Staying on the subject of film, I certainly think this might be worth a watch. I’m as worried as anyone about the rise of Christian fundamentalism in the states. It seems to be getting more extreme and reactionary. Hail Satan is apparently about one form of reaction to that trend: people have started calling their selves Satan worshipers, insisting they have as much right to their freedom to worship as the christians. They have my full support, although it does remind me a bit of Pastafarianism, and some have accused them of trolling. Either way, it’s certainly true that fundamentalist Christianity holds far too much power in America, both socially and politically, and it’s good to see that some Americans are as concerned about it as the rest of us.
I was in the cafe in the park earlier, where I saw a poster for this years Charlton and Woolwich Free Film Festival. I’m ashamed to say that I didn’t take part this year: I felt so low a few months ago, so distracted by what was happening in my personal life, that the idea of attending meetings and contributing ideas was allowed to slide. More to the point, I didn’t feel I had any good, solid ideas to contribute.

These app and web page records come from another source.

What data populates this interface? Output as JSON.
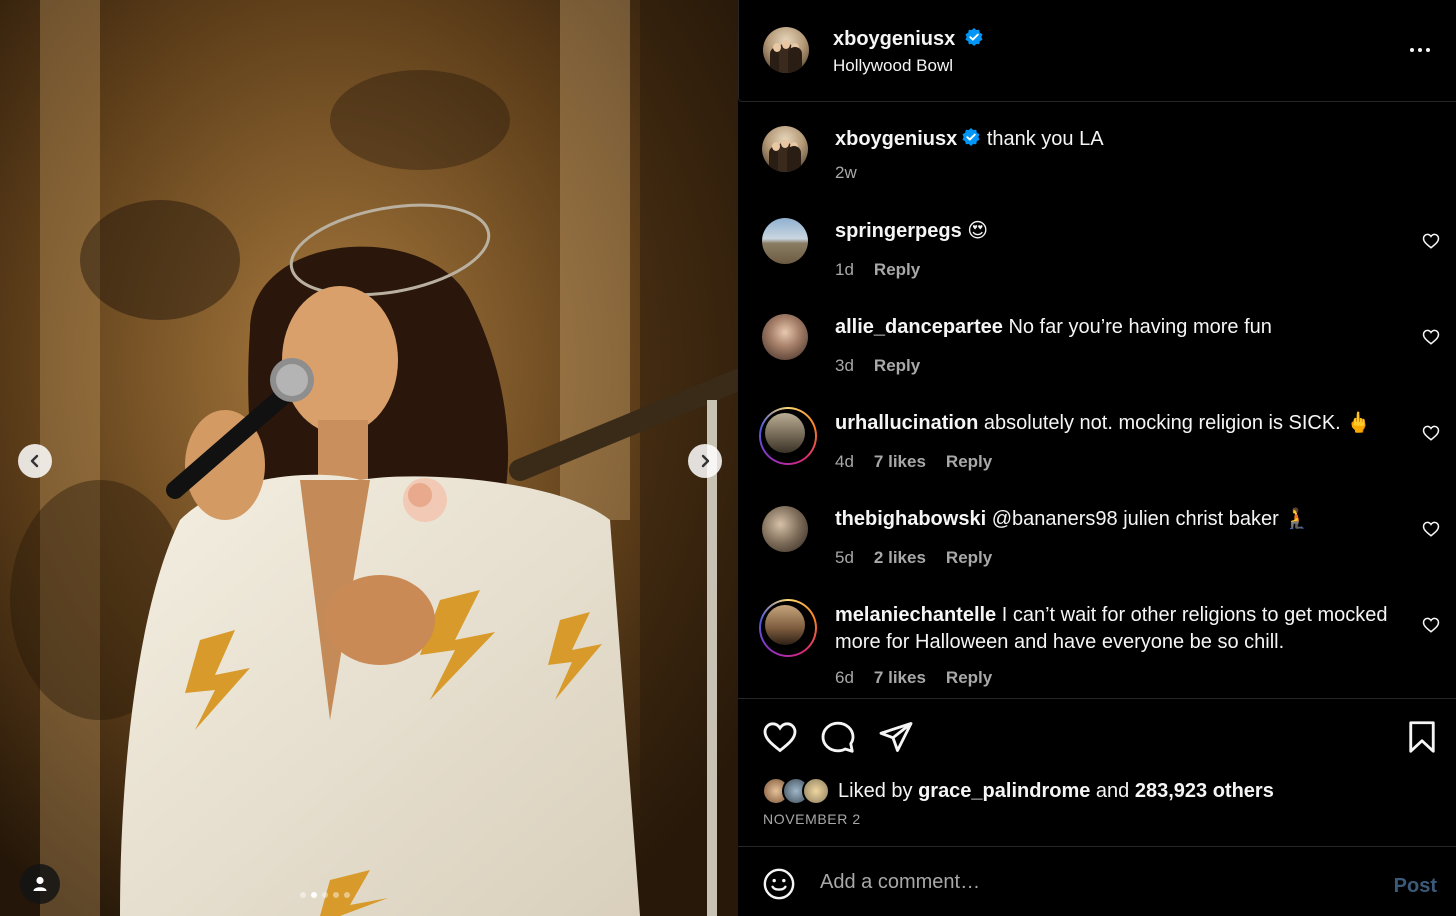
{
  "post": {
    "author": "xboygeniusx",
    "verified": true,
    "location": "Hollywood Bowl",
    "caption": "thank you LA",
    "caption_age": "2w"
  },
  "comments": [
    {
      "user": "springerpegs",
      "text": "😍",
      "age": "1d",
      "likes": "",
      "reply": "Reply"
    },
    {
      "user": "allie_dancepartee",
      "text": "No far you’re having more fun",
      "age": "3d",
      "likes": "",
      "reply": "Reply"
    },
    {
      "user": "urhallucination",
      "text": "absolutely not. mocking religion is SICK. 🖕",
      "age": "4d",
      "likes": "7 likes",
      "reply": "Reply"
    },
    {
      "user": "thebighabowski",
      "text": "@bananers98 julien christ baker 🧎",
      "age": "5d",
      "likes": "2 likes",
      "reply": "Reply"
    },
    {
      "user": "melaniechantelle",
      "text": "I can’t wait for other religions to get mocked more for Halloween and have everyone be so chill.",
      "age": "6d",
      "likes": "7 likes",
      "reply": "Reply"
    }
  ],
  "likes": {
    "prefix": "Liked by",
    "first_user": "grace_palindrome",
    "joiner": "and",
    "others": "283,923 others"
  },
  "date": "NOVEMBER 2",
  "add_comment": {
    "placeholder": "Add a comment…",
    "post_label": "Post"
  },
  "colors": {
    "verified": "#0095f6",
    "muted": "#a8a8a8",
    "divider": "#262626",
    "post_disabled": "#3b5a7a"
  },
  "icons": [
    "verified-icon",
    "more-icon",
    "heart-icon",
    "comment-icon",
    "share-icon",
    "bookmark-icon",
    "emoji-icon",
    "chevron-left-icon",
    "chevron-right-icon",
    "user-tag-icon"
  ],
  "carousel": {
    "slides": 5,
    "active_slide": 2
  }
}
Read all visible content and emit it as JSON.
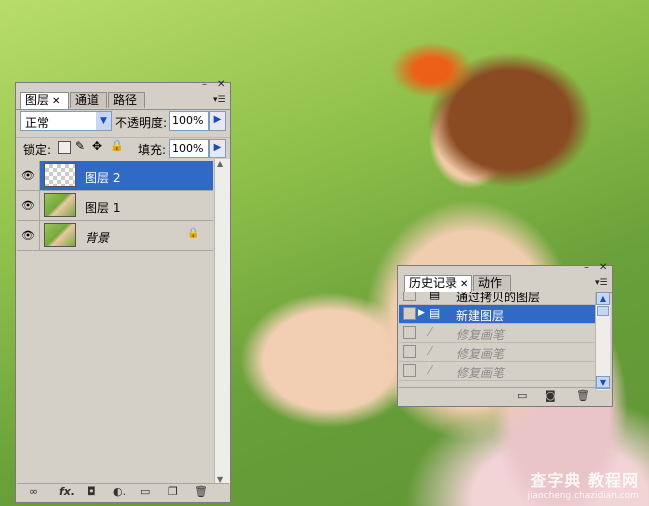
{
  "layers_panel": {
    "tabs": [
      "图层",
      "通道",
      "路径"
    ],
    "blend_mode": "正常",
    "opacity_label": "不透明度:",
    "opacity_value": "100%",
    "lock_label": "锁定:",
    "fill_label": "填充:",
    "fill_value": "100%",
    "layers": [
      {
        "name": "图层 2",
        "selected": true,
        "thumb": "transparent"
      },
      {
        "name": "图层 1",
        "selected": false,
        "thumb": "photo"
      },
      {
        "name": "背景",
        "selected": false,
        "thumb": "photo",
        "locked": true
      }
    ]
  },
  "history_panel": {
    "tabs": [
      "历史记录",
      "动作"
    ],
    "items": [
      {
        "label": "通过拷贝的图层",
        "selected": false,
        "dim": false
      },
      {
        "label": "新建图层",
        "selected": true,
        "dim": false
      },
      {
        "label": "修复画笔",
        "selected": false,
        "dim": true
      },
      {
        "label": "修复画笔",
        "selected": false,
        "dim": true
      },
      {
        "label": "修复画笔",
        "selected": false,
        "dim": true
      }
    ]
  },
  "watermark": {
    "line1": "查字典 教程网",
    "line2": "jiaocheng.chazidian.com"
  },
  "colors": {
    "selection": "#316ac5",
    "panel_bg": "#d4d0c8"
  }
}
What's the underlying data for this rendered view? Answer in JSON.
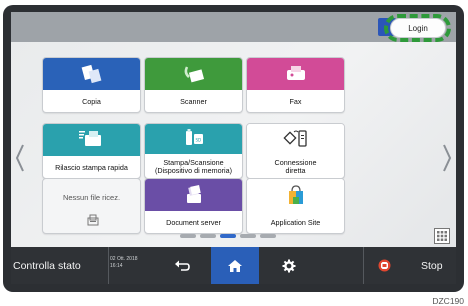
{
  "header": {
    "login_label": "Login"
  },
  "apps": [
    {
      "label": "Copia",
      "icon": "copy-icon",
      "color": "#2a62b8"
    },
    {
      "label": "Scanner",
      "icon": "scanner-icon",
      "color": "#3f9a3c"
    },
    {
      "label": "Fax",
      "icon": "fax-icon",
      "color": "#d24b97"
    },
    {
      "label": "Rilascio stampa rapida",
      "icon": "quick-print-icon",
      "color": "#2aa1ad"
    },
    {
      "label": "Stampa/Scansione\n(Dispositivo di memoria)",
      "icon": "memory-device-icon",
      "color": "#2aa1ad"
    },
    {
      "label": "Connessione\ndiretta",
      "icon": "direct-connection-icon",
      "color": "#ffffff"
    },
    {
      "label": "Document server",
      "icon": "document-server-icon",
      "color": "#6a4ea6"
    },
    {
      "label": "Application Site",
      "icon": "application-site-icon",
      "color": "#ffffff"
    }
  ],
  "empty_tile": {
    "label": "Nessun file ricez."
  },
  "pager": {
    "pages": 5,
    "active_page": 3
  },
  "bottombar": {
    "status_label": "Controlla stato",
    "date": "02 Ott. 2018",
    "time": "16:14",
    "stop_label": "Stop"
  },
  "figure_id": "DZC190"
}
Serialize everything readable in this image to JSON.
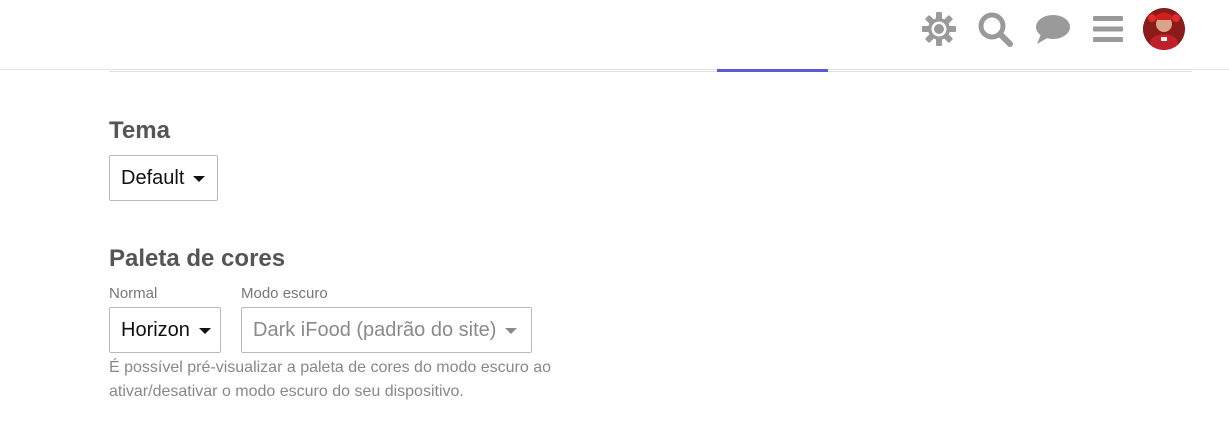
{
  "header": {
    "icons": [
      "gear-icon",
      "search-icon",
      "chat-icon",
      "hamburger-menu-icon"
    ],
    "avatar": "user-avatar"
  },
  "theme": {
    "title": "Tema",
    "selected": "Default"
  },
  "palette": {
    "title": "Paleta de cores",
    "normal_label": "Normal",
    "normal_selected": "Horizon",
    "dark_label": "Modo escuro",
    "dark_selected": "Dark iFood (padrão do site)",
    "help_text": "É possível pré-visualizar a paleta de cores do modo escuro ao ativar/desativar o modo escuro do seu dispositivo."
  },
  "colors": {
    "accent": "#5b5bd6",
    "icon_gray": "#9a9a9a",
    "title_gray": "#555555"
  }
}
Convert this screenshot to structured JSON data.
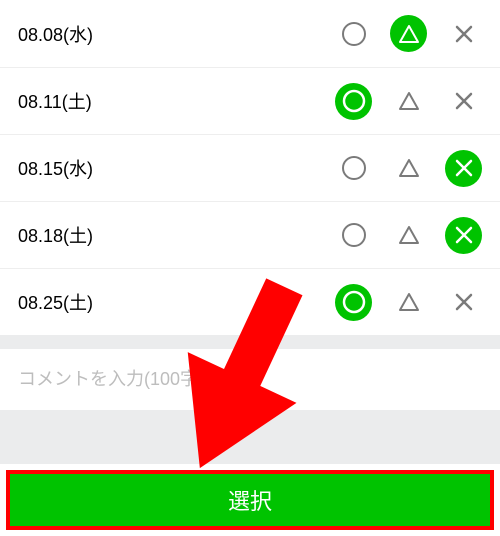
{
  "colors": {
    "accent": "#00c300",
    "highlight_border": "#ff0000",
    "placeholder": "#bdbdbd"
  },
  "option_symbols": {
    "circle": "○",
    "triangle": "△",
    "cross": "×"
  },
  "rows": [
    {
      "date": "08.08(水)",
      "selected": "triangle"
    },
    {
      "date": "08.11(土)",
      "selected": "circle"
    },
    {
      "date": "08.15(水)",
      "selected": "cross"
    },
    {
      "date": "08.18(土)",
      "selected": "cross"
    },
    {
      "date": "08.25(土)",
      "selected": "circle"
    }
  ],
  "comment": {
    "placeholder": "コメントを入力(100字以内)",
    "value": ""
  },
  "submit": {
    "label": "選択"
  }
}
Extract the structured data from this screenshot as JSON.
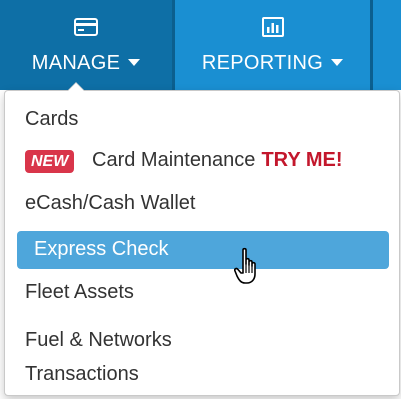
{
  "navbar": {
    "items": [
      {
        "label": "MANAGE",
        "icon": "credit-card-icon"
      },
      {
        "label": "REPORTING",
        "icon": "bar-chart-icon"
      }
    ]
  },
  "menu": {
    "items": [
      {
        "label": "Cards"
      },
      {
        "badge": "NEW",
        "label": "Card Maintenance",
        "cta": "TRY ME!"
      },
      {
        "label": "eCash/Cash Wallet"
      },
      {
        "label": "Express Check",
        "state": "hovered"
      },
      {
        "label": "Fleet Assets"
      },
      {
        "label": "Fuel & Networks Transactions"
      }
    ]
  },
  "colors": {
    "nav_bg": "#1c91d4",
    "nav_active_bg": "#0e6fa6",
    "highlight": "#4ea6db",
    "badge": "#d9354a",
    "cta": "#c3172c"
  },
  "cursor": {
    "icon": "hand-pointer-icon"
  }
}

The poster in the cafe advertised the screenings of about eighteen films, mostly contemporary mainstream fare. While other members of the festival’s organisation team each propose a film to screen at a certain venue, in the past I have preferred to contribute my own thing to these events, such as giving a talk on cinephilia or screening one or two of my own short films. To be honest, though, this year I was out of ideas and would probably have gone with the flow and advocated a mainstream film to screen.
The thing is, as important as screenings are, I feel that film festivals shouldn’t just be about watching films. Surely they can also be used to say something about films and our relationship with them. That’s why I haven’t just done a simple screening as my contribution in the past. It’s just sad that, this year, I didn’t have it in me to put in the usual effort. I must admit I feel quite guilty about it, but then, there’s always next year.
I keep thinking I should use more pictures on here, just to add a bit off colour and variety to my old page. Today I decided it was time for a picture. That’s all well and good, but the problem is finding a picture I fancy posting here. Oh well….expect more imagery soon.
I just got back from a nice long walk to find this rather squeal worthy news. The long-awaited title of the next Bond film has finally been revealed. Due out in April next year, it will be called No Time To Die. That sounds like a good, Bondish title if you ask me, although it remains to be seen whether the film is any good. As this will be Daniel Craig’s final film as 007 before the series is once again rebooted with another actor, there simply won’t be the same impetus to do a good job. That aside, though, it’s off to a good start judging by this little sequence.
If you ever begin to think that filmic analysis and proper intellectual engagement with film has died in the Youtube era, have a gander at this. I know it’s a bit lazy of me just to flag these videos up without commenting much, but this analysis of the political, historical and racial dimensions of Gone With The Wind really is impressive. It’s a long two part film, but it’s worth sticking with, not least for the light it sheds on American culture, both historical and contemporary. Here, an extremely knowledgeable, articulate young american skilfully employs modern web video techniques to create a very detailed exploration of one of cinema’s classic texts. The depth he goes into wouldn’t be out of place in a book by, say, Murray Pomerance or David Bordwell, yet in his video he uses clips from all kinds of places, as you find fans doing. I know I’ve flagged videos like this up two or three times recently, but I’m becoming more and more impressed with the stuff I’m seeing on Youtube about film. Of course, by no means is it all up to this standard, yet there seems to be an effort in the online cinephile community to make deeper, more intellectually engaging output, and that this output is becoming just as detailed and cerebrally rich as it’s offline equivalent.
I wish the beeb would publicise some of it’s BBC Three content a bit more sometimes. I just came across a reference to a program called Living Differently on facebook. The reference concerned a young woman with a rare physical disability, so I decided to follow it up. I found an entire series of programs about people with a wide range of disabilities which I never knew was there. Of course, having only just come across it, I have no idea whether they’re any good; there’s a risk that this could just be some kind of modern freak show. Yet if, as I suspect (or hope), this program is an attempt to inform people about the many types of less well known disability which exist, and how the people with those conditions live their lives, then it is doing a considerable public service. I just wish television like this was a bit better publicised.
As sometimes happens, I found myself wistfully thinking about going for a walk up to Swettenham this afternoon. It’s a grey, miserable day here in south London, and it has to be over decade now since I rode my chair up those lanes. I could either simply do it on Streetview, or I could watch this lovely little video. It was made by a guy two years ago, walking along paths and roads I once knew quite well with his wife and baby. The scenery jogged so many memories that I just had to flag it up on here. It takes me back to my early rebellious days riding around in my F55 – he even goes through a gate I remember having trouble opening. (Mind you, I think he mistakes the River Dane for a stream). The countryside is quite beautiful up there, and the film captures the architecture of the village’s medieval buildings so well that I thought it definitely deserves a blog entry. Or perhaps I’m just a Cheshire lad who has been away from the fields too long.